• **Data records**:
[Start of Attachment]

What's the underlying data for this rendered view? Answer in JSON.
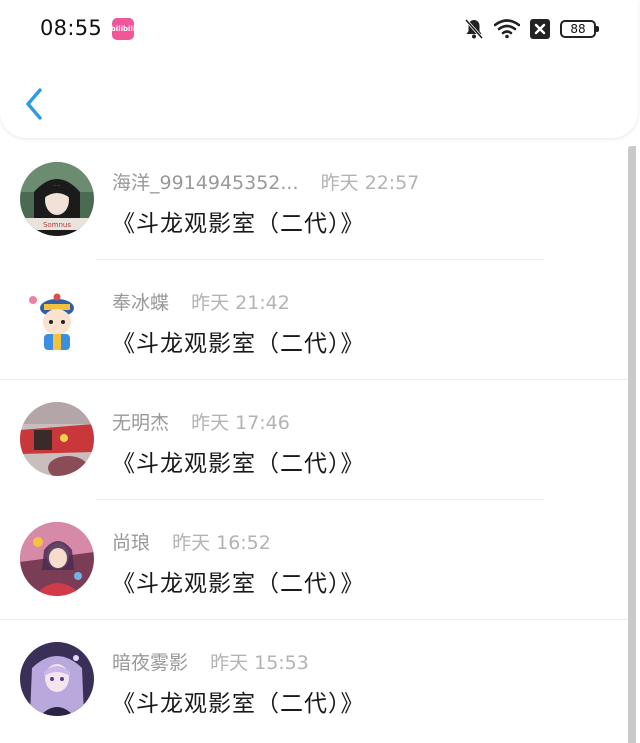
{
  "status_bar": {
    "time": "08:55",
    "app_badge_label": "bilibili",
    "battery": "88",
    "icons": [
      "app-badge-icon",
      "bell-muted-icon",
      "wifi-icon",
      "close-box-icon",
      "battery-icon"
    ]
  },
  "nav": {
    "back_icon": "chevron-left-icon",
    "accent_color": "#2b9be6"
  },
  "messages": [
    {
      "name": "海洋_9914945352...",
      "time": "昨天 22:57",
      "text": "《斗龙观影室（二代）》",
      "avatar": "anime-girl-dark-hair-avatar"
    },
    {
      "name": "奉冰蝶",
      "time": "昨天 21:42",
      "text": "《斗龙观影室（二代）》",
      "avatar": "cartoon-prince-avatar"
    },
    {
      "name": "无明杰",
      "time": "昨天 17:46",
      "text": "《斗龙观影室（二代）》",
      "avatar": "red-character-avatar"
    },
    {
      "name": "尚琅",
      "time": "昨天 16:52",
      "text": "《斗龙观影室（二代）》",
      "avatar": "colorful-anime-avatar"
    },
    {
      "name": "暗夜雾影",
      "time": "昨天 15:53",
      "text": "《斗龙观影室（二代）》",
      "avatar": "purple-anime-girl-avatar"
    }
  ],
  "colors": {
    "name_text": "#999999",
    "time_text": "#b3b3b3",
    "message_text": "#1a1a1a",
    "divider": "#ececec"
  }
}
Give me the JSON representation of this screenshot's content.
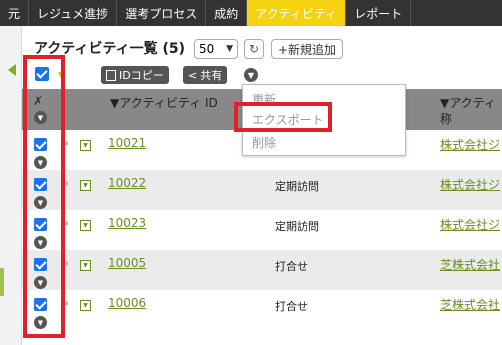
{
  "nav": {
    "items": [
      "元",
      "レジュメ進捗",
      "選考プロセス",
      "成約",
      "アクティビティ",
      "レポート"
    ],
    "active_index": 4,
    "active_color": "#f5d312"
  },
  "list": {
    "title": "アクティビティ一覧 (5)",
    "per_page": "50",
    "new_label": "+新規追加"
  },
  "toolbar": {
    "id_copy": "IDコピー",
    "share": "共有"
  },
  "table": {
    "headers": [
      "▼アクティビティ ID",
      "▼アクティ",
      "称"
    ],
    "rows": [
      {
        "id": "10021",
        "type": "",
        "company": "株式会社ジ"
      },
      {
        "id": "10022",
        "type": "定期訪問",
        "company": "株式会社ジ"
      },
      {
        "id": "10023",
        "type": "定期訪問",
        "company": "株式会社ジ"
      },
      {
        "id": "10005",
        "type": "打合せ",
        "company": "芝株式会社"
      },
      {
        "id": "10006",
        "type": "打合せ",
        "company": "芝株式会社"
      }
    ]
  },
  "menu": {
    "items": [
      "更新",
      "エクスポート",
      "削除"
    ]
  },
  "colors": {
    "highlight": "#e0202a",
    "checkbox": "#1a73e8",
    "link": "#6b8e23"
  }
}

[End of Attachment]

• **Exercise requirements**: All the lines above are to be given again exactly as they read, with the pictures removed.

• **Output of the exercise**:
What's the underlying data for this rendered view? Answer in JSON.
{
  "status_bar": {
    "time": "08:55",
    "app_badge_label": "bilibili",
    "battery": "88",
    "icons": [
      "app-badge-icon",
      "bell-muted-icon",
      "wifi-icon",
      "close-box-icon",
      "battery-icon"
    ]
  },
  "nav": {
    "back_icon": "chevron-left-icon",
    "accent_color": "#2b9be6"
  },
  "messages": [
    {
      "name": "海洋_9914945352...",
      "time": "昨天 22:57",
      "text": "《斗龙观影室（二代）》",
      "avatar": "anime-girl-dark-hair-avatar"
    },
    {
      "name": "奉冰蝶",
      "time": "昨天 21:42",
      "text": "《斗龙观影室（二代）》",
      "avatar": "cartoon-prince-avatar"
    },
    {
      "name": "无明杰",
      "time": "昨天 17:46",
      "text": "《斗龙观影室（二代）》",
      "avatar": "red-character-avatar"
    },
    {
      "name": "尚琅",
      "time": "昨天 16:52",
      "text": "《斗龙观影室（二代）》",
      "avatar": "colorful-anime-avatar"
    },
    {
      "name": "暗夜雾影",
      "time": "昨天 15:53",
      "text": "《斗龙观影室（二代）》",
      "avatar": "purple-anime-girl-avatar"
    }
  ],
  "colors": {
    "name_text": "#999999",
    "time_text": "#b3b3b3",
    "message_text": "#1a1a1a",
    "divider": "#ececec"
  }
}
Give me the JSON representation of this screenshot's content.
{
  "nav": {
    "items": [
      "元",
      "レジュメ進捗",
      "選考プロセス",
      "成約",
      "アクティビティ",
      "レポート"
    ],
    "active_index": 4,
    "active_color": "#f5d312"
  },
  "list": {
    "title": "アクティビティ一覧 (5)",
    "per_page": "50",
    "new_label": "+新規追加"
  },
  "toolbar": {
    "id_copy": "IDコピー",
    "share": "共有"
  },
  "table": {
    "headers": [
      "▼アクティビティ ID",
      "▼アクティ",
      "称"
    ],
    "rows": [
      {
        "id": "10021",
        "type": "",
        "company": "株式会社ジ"
      },
      {
        "id": "10022",
        "type": "定期訪問",
        "company": "株式会社ジ"
      },
      {
        "id": "10023",
        "type": "定期訪問",
        "company": "株式会社ジ"
      },
      {
        "id": "10005",
        "type": "打合せ",
        "company": "芝株式会社"
      },
      {
        "id": "10006",
        "type": "打合せ",
        "company": "芝株式会社"
      }
    ]
  },
  "menu": {
    "items": [
      "更新",
      "エクスポート",
      "削除"
    ]
  },
  "colors": {
    "highlight": "#e0202a",
    "checkbox": "#1a73e8",
    "link": "#6b8e23"
  }
}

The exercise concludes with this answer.